A fond ride through the bright high noon and on into the sad twilight of the American taxicab
Hail a cab in the 1930s and you might find yourself with a plush Packard, a roomy Checker, a De Soto with a sunroof, or a Hudson Terraplane with the classiest chassis this side of the Atlantic. All had leather upholstery and jump seats.
You can see some of these metered chariots in my drawing of Times Square, circa 1938. Note the logos painted on the rear doors. Each company had its own emblem and its own color combination. Color schemes took on significance after the First World War, when one New York taxi fleet lowered its rates to thirty cents a mile and painted its cabs brown and white so the public could seek them out. But then other taxi owners with higher rates painted their taxis brown and white. The lawsuit that followed went all the way to the Supreme Court, which decreed that colors could not be trademarked.

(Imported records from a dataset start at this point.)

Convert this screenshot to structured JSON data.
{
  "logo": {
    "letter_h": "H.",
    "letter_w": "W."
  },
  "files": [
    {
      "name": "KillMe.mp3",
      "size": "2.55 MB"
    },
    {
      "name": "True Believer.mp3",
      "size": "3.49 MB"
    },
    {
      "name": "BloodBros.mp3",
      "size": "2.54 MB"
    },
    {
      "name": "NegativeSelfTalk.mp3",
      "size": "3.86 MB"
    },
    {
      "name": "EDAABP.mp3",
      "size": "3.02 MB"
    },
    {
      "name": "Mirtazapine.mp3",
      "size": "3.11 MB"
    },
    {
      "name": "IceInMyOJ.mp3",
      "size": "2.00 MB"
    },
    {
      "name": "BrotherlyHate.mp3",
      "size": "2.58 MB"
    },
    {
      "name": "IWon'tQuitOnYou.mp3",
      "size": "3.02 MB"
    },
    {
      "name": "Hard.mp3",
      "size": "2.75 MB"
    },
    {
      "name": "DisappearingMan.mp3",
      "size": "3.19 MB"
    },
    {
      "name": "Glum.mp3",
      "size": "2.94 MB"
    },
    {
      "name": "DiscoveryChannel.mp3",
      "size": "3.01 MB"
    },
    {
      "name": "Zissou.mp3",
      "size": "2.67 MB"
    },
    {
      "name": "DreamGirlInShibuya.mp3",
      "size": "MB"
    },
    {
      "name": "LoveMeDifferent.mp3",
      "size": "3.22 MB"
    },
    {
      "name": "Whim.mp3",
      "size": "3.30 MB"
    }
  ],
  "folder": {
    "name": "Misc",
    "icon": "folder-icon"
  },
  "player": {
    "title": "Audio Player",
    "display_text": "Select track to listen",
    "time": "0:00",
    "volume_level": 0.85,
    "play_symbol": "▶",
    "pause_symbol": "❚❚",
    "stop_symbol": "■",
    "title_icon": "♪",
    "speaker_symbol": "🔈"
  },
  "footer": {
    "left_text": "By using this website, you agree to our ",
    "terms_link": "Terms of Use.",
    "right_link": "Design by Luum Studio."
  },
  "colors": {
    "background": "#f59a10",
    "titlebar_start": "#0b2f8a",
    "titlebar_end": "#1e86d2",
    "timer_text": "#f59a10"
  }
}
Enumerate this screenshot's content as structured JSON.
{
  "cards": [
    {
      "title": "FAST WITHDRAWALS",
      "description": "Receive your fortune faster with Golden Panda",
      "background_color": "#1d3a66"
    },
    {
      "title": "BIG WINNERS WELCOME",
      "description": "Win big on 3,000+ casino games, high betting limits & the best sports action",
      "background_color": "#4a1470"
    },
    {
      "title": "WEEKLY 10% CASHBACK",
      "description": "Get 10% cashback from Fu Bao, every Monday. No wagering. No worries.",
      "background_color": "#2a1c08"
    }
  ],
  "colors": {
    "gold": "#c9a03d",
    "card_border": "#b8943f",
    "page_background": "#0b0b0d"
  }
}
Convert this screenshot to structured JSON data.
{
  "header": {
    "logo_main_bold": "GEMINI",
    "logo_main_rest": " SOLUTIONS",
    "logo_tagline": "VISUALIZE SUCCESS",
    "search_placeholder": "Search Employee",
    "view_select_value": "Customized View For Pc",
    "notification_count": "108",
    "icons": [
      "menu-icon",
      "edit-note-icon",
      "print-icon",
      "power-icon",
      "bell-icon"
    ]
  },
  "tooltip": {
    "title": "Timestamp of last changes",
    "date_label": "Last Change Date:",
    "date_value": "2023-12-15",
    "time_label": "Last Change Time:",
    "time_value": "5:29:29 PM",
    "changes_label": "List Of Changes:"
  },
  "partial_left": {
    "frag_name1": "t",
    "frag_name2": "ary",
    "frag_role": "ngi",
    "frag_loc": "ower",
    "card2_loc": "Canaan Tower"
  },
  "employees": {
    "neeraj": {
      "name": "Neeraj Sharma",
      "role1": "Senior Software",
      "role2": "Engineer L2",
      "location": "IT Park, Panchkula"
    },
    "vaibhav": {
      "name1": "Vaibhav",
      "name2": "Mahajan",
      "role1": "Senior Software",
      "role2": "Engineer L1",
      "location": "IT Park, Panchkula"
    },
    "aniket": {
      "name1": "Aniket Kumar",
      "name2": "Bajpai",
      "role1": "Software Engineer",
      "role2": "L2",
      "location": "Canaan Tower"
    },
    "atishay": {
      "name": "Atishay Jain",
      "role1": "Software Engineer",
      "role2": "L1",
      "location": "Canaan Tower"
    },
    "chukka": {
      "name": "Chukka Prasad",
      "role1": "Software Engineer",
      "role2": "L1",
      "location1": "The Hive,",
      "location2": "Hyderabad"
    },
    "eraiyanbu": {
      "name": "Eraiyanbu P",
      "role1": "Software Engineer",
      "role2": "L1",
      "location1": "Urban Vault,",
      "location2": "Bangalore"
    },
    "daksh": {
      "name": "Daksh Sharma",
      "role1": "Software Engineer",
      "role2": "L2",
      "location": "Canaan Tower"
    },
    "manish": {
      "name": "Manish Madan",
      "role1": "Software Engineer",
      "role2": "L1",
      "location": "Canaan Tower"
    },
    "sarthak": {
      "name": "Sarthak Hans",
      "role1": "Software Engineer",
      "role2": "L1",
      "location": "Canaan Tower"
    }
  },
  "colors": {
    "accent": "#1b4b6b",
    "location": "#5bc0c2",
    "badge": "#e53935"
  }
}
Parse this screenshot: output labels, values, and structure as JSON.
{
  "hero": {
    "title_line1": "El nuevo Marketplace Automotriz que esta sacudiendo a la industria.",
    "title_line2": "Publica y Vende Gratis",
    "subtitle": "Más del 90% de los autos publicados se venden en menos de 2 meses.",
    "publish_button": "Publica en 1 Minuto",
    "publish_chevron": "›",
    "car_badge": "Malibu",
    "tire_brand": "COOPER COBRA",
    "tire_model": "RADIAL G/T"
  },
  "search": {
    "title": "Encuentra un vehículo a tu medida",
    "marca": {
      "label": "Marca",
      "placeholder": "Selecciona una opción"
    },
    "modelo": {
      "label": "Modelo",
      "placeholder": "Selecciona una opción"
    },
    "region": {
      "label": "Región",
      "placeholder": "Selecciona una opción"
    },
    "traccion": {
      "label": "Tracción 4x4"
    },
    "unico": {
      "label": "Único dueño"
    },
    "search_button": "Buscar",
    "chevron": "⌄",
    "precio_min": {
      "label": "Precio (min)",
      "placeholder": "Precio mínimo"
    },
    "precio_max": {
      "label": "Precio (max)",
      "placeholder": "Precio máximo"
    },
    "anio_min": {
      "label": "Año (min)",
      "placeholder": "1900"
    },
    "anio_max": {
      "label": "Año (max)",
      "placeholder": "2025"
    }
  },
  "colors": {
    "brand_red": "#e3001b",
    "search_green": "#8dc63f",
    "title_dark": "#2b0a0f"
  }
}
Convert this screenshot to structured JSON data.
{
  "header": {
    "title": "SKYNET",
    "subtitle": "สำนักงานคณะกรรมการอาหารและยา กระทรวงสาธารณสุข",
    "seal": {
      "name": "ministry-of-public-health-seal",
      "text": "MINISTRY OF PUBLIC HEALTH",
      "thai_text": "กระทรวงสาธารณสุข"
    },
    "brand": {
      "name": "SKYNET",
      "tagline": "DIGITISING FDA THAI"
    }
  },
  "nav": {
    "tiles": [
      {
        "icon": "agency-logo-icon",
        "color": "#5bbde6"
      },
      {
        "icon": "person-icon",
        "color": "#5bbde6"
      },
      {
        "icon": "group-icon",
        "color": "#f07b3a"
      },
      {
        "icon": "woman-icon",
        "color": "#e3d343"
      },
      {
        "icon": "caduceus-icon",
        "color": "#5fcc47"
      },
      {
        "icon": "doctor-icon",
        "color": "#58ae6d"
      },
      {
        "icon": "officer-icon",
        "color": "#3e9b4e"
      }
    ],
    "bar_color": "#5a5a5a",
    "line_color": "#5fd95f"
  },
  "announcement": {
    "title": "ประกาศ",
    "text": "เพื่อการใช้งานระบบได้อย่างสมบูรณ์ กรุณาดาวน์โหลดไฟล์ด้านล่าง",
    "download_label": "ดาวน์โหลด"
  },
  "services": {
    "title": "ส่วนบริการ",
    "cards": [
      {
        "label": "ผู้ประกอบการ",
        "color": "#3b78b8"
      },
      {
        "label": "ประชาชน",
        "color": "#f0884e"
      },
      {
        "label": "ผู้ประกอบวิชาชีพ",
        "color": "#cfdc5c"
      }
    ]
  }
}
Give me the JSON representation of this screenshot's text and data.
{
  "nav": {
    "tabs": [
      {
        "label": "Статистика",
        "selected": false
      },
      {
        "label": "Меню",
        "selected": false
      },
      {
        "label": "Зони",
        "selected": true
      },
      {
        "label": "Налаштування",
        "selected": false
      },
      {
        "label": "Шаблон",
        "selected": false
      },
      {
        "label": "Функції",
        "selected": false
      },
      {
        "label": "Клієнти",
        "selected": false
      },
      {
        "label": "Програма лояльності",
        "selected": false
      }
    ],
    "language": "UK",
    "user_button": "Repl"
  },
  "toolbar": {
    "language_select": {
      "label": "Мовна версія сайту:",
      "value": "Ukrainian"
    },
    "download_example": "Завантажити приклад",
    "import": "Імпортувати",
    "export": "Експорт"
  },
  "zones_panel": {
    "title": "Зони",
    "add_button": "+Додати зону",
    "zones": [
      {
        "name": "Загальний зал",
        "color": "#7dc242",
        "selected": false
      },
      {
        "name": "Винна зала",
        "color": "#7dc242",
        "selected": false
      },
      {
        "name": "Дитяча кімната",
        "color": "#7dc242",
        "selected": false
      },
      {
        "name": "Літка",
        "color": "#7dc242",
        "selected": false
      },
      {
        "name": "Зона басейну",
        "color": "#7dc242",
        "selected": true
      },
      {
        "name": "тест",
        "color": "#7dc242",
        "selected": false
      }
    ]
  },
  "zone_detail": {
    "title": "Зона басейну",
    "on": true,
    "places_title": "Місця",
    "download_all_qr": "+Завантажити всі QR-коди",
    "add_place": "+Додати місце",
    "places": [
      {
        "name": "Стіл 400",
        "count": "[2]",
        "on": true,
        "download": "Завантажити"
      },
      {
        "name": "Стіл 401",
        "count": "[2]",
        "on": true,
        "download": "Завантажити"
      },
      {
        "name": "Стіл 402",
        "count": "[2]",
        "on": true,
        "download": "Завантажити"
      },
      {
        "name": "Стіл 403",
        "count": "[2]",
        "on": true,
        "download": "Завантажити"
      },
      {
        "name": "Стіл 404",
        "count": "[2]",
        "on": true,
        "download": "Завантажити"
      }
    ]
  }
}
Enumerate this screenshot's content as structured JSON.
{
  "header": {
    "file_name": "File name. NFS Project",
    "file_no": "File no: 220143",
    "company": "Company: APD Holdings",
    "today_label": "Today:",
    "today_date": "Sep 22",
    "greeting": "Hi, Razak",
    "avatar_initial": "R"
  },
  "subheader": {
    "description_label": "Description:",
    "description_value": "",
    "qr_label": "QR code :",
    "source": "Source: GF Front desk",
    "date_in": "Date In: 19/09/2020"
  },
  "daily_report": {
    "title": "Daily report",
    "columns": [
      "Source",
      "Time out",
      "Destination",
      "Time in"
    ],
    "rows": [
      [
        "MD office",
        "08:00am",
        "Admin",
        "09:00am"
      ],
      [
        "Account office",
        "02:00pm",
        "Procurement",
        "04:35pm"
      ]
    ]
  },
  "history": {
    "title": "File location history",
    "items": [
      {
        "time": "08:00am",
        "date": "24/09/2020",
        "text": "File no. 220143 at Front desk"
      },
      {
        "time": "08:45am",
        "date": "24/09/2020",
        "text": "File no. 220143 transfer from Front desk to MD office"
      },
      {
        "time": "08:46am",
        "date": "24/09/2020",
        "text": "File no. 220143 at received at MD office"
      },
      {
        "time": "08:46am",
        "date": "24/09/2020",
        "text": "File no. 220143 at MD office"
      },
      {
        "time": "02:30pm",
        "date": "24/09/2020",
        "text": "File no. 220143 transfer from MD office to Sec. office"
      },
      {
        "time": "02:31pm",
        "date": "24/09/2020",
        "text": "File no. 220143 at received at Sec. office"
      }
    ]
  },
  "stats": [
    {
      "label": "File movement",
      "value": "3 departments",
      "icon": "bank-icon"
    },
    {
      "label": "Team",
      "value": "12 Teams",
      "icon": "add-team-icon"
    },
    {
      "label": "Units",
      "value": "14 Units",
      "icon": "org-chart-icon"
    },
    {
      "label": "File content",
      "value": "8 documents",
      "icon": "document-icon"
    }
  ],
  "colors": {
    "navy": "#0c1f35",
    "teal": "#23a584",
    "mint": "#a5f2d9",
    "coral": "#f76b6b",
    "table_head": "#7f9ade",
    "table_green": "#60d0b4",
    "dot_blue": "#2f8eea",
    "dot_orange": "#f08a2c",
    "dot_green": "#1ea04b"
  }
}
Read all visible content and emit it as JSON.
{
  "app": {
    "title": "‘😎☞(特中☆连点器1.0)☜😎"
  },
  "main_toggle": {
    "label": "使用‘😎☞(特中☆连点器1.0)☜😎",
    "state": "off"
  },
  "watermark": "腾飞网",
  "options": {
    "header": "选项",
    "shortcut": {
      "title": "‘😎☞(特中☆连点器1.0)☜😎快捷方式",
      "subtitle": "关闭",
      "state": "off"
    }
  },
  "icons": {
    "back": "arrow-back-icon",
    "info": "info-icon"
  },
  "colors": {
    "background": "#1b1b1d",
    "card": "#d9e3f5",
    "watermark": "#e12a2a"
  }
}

After World War II multicolored taxis departed the scene and the multicultural drivers entered it. Then cabs got smaller, rates got bigger, cities became unmanageable, and suddenly everyone over forty was a nostalgia buff. These pictures explain why.